- _What the exercise asks_: You are asked to write out the entries exactly as they are given.

- _Element data from apps and pages_:
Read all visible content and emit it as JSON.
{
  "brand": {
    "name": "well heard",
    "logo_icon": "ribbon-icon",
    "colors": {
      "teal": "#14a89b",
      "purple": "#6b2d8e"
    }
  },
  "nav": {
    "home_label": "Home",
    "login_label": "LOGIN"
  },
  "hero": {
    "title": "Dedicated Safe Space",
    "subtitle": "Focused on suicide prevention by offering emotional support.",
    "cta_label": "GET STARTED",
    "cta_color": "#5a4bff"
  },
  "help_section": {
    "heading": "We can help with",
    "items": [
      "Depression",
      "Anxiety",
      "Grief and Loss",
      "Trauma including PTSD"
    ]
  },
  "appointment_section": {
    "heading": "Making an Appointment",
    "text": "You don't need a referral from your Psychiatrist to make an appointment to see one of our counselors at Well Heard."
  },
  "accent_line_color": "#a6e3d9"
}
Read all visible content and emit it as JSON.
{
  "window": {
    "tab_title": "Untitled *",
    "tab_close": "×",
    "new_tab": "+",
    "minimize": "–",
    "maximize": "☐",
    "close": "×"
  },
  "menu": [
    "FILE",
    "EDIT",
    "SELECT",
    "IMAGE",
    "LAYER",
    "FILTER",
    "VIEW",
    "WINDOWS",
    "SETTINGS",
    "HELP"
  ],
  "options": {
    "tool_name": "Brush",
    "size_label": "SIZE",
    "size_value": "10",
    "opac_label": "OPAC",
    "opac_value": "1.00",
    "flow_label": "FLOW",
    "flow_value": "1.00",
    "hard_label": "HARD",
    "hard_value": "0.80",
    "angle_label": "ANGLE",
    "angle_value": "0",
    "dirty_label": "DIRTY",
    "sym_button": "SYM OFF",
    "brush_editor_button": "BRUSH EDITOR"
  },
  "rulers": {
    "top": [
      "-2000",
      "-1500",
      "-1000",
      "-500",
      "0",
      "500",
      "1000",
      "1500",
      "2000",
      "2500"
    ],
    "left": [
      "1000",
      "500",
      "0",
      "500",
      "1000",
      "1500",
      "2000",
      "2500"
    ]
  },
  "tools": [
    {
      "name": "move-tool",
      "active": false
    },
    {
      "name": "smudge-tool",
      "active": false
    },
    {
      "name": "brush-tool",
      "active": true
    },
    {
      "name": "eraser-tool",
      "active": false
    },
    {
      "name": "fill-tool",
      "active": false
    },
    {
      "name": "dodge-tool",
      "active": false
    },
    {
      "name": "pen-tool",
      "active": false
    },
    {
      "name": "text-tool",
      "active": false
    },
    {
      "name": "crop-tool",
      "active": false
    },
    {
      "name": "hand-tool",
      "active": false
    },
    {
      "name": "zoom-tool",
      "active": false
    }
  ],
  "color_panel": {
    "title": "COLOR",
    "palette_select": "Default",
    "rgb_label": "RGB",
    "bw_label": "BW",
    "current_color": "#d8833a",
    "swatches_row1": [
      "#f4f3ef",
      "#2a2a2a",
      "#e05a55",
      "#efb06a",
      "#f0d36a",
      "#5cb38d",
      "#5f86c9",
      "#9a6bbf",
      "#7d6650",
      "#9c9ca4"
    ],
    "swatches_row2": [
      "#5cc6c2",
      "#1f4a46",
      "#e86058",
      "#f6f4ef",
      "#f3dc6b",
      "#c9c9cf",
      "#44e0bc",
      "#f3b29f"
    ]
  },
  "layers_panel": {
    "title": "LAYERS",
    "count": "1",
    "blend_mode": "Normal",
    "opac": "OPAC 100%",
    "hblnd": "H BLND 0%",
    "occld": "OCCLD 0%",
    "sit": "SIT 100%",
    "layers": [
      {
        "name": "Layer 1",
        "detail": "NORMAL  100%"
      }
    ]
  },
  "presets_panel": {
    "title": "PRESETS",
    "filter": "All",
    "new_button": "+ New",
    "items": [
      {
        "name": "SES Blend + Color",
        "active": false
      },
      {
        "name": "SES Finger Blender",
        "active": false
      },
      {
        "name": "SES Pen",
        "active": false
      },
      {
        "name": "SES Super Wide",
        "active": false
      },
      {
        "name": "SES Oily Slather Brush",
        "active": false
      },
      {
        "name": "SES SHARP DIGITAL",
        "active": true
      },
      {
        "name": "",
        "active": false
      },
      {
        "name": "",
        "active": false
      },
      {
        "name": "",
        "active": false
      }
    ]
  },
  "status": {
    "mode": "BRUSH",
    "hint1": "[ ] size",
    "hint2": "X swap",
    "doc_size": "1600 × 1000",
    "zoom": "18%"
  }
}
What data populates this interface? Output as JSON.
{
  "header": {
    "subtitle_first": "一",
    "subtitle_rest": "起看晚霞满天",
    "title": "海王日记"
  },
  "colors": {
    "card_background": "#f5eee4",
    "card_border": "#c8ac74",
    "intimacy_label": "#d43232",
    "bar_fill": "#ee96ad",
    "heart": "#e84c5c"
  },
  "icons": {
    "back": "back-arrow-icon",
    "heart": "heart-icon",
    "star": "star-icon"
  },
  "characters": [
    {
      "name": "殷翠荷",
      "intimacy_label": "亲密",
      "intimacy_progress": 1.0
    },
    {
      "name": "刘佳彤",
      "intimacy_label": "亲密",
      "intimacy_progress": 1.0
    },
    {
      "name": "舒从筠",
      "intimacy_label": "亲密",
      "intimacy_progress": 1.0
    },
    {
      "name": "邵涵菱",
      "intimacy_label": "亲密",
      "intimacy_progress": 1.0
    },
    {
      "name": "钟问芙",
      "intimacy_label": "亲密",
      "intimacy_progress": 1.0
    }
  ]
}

- _Task result_:
Read all visible content and emit it as JSON.
{
  "brand": {
    "name": "well heard",
    "logo_icon": "ribbon-icon",
    "colors": {
      "teal": "#14a89b",
      "purple": "#6b2d8e"
    }
  },
  "nav": {
    "home_label": "Home",
    "login_label": "LOGIN"
  },
  "hero": {
    "title": "Dedicated Safe Space",
    "subtitle": "Focused on suicide prevention by offering emotional support.",
    "cta_label": "GET STARTED",
    "cta_color": "#5a4bff"
  },
  "help_section": {
    "heading": "We can help with",
    "items": [
      "Depression",
      "Anxiety",
      "Grief and Loss",
      "Trauma including PTSD"
    ]
  },
  "appointment_section": {
    "heading": "Making an Appointment",
    "text": "You don't need a referral from your Psychiatrist to make an appointment to see one of our counselors at Well Heard."
  },
  "accent_line_color": "#a6e3d9"
}
Read all visible content and emit it as JSON.
{
  "window": {
    "tab_title": "Untitled *",
    "tab_close": "×",
    "new_tab": "+",
    "minimize": "–",
    "maximize": "☐",
    "close": "×"
  },
  "menu": [
    "FILE",
    "EDIT",
    "SELECT",
    "IMAGE",
    "LAYER",
    "FILTER",
    "VIEW",
    "WINDOWS",
    "SETTINGS",
    "HELP"
  ],
  "options": {
    "tool_name": "Brush",
    "size_label": "SIZE",
    "size_value": "10",
    "opac_label": "OPAC",
    "opac_value": "1.00",
    "flow_label": "FLOW",
    "flow_value": "1.00",
    "hard_label": "HARD",
    "hard_value": "0.80",
    "angle_label": "ANGLE",
    "angle_value": "0",
    "dirty_label": "DIRTY",
    "sym_button": "SYM OFF",
    "brush_editor_button": "BRUSH EDITOR"
  },
  "rulers": {
    "top": [
      "-2000",
      "-1500",
      "-1000",
      "-500",
      "0",
      "500",
      "1000",
      "1500",
      "2000",
      "2500"
    ],
    "left": [
      "1000",
      "500",
      "0",
      "500",
      "1000",
      "1500",
      "2000",
      "2500"
    ]
  },
  "tools": [
    {
      "name": "move-tool",
      "active": false
    },
    {
      "name": "smudge-tool",
      "active": false
    },
    {
      "name": "brush-tool",
      "active": true
    },
    {
      "name": "eraser-tool",
      "active": false
    },
    {
      "name": "fill-tool",
      "active": false
    },
    {
      "name": "dodge-tool",
      "active": false
    },
    {
      "name": "pen-tool",
      "active": false
    },
    {
      "name": "text-tool",
      "active": false
    },
    {
      "name": "crop-tool",
      "active": false
    },
    {
      "name": "hand-tool",
      "active": false
    },
    {
      "name": "zoom-tool",
      "active": false
    }
  ],
  "color_panel": {
    "title": "COLOR",
    "palette_select": "Default",
    "rgb_label": "RGB",
    "bw_label": "BW",
    "current_color": "#d8833a",
    "swatches_row1": [
      "#f4f3ef",
      "#2a2a2a",
      "#e05a55",
      "#efb06a",
      "#f0d36a",
      "#5cb38d",
      "#5f86c9",
      "#9a6bbf",
      "#7d6650",
      "#9c9ca4"
    ],
    "swatches_row2": [
      "#5cc6c2",
      "#1f4a46",
      "#e86058",
      "#f6f4ef",
      "#f3dc6b",
      "#c9c9cf",
      "#44e0bc",
      "#f3b29f"
    ]
  },
  "layers_panel": {
    "title": "LAYERS",
    "count": "1",
    "blend_mode": "Normal",
    "opac": "OPAC 100%",
    "hblnd": "H BLND 0%",
    "occld": "OCCLD 0%",
    "sit": "SIT 100%",
    "layers": [
      {
        "name": "Layer 1",
        "detail": "NORMAL  100%"
      }
    ]
  },
  "presets_panel": {
    "title": "PRESETS",
    "filter": "All",
    "new_button": "+ New",
    "items": [
      {
        "name": "SES Blend + Color",
        "active": false
      },
      {
        "name": "SES Finger Blender",
        "active": false
      },
      {
        "name": "SES Pen",
        "active": false
      },
      {
        "name": "SES Super Wide",
        "active": false
      },
      {
        "name": "SES Oily Slather Brush",
        "active": false
      },
      {
        "name": "SES SHARP DIGITAL",
        "active": true
      },
      {
        "name": "",
        "active": false
      },
      {
        "name": "",
        "active": false
      },
      {
        "name": "",
        "active": false
      }
    ]
  },
  "status": {
    "mode": "BRUSH",
    "hint1": "[ ] size",
    "hint2": "X swap",
    "doc_size": "1600 × 1000",
    "zoom": "18%"
  }
}
What data populates this interface? Output as JSON.
{
  "header": {
    "subtitle_first": "一",
    "subtitle_rest": "起看晚霞满天",
    "title": "海王日记"
  },
  "colors": {
    "card_background": "#f5eee4",
    "card_border": "#c8ac74",
    "intimacy_label": "#d43232",
    "bar_fill": "#ee96ad",
    "heart": "#e84c5c"
  },
  "icons": {
    "back": "back-arrow-icon",
    "heart": "heart-icon",
    "star": "star-icon"
  },
  "characters": [
    {
      "name": "殷翠荷",
      "intimacy_label": "亲密",
      "intimacy_progress": 1.0
    },
    {
      "name": "刘佳彤",
      "intimacy_label": "亲密",
      "intimacy_progress": 1.0
    },
    {
      "name": "舒从筠",
      "intimacy_label": "亲密",
      "intimacy_progress": 1.0
    },
    {
      "name": "邵涵菱",
      "intimacy_label": "亲密",
      "intimacy_progress": 1.0
    },
    {
      "name": "钟问芙",
      "intimacy_label": "亲密",
      "intimacy_progress": 1.0
    }
  ]
}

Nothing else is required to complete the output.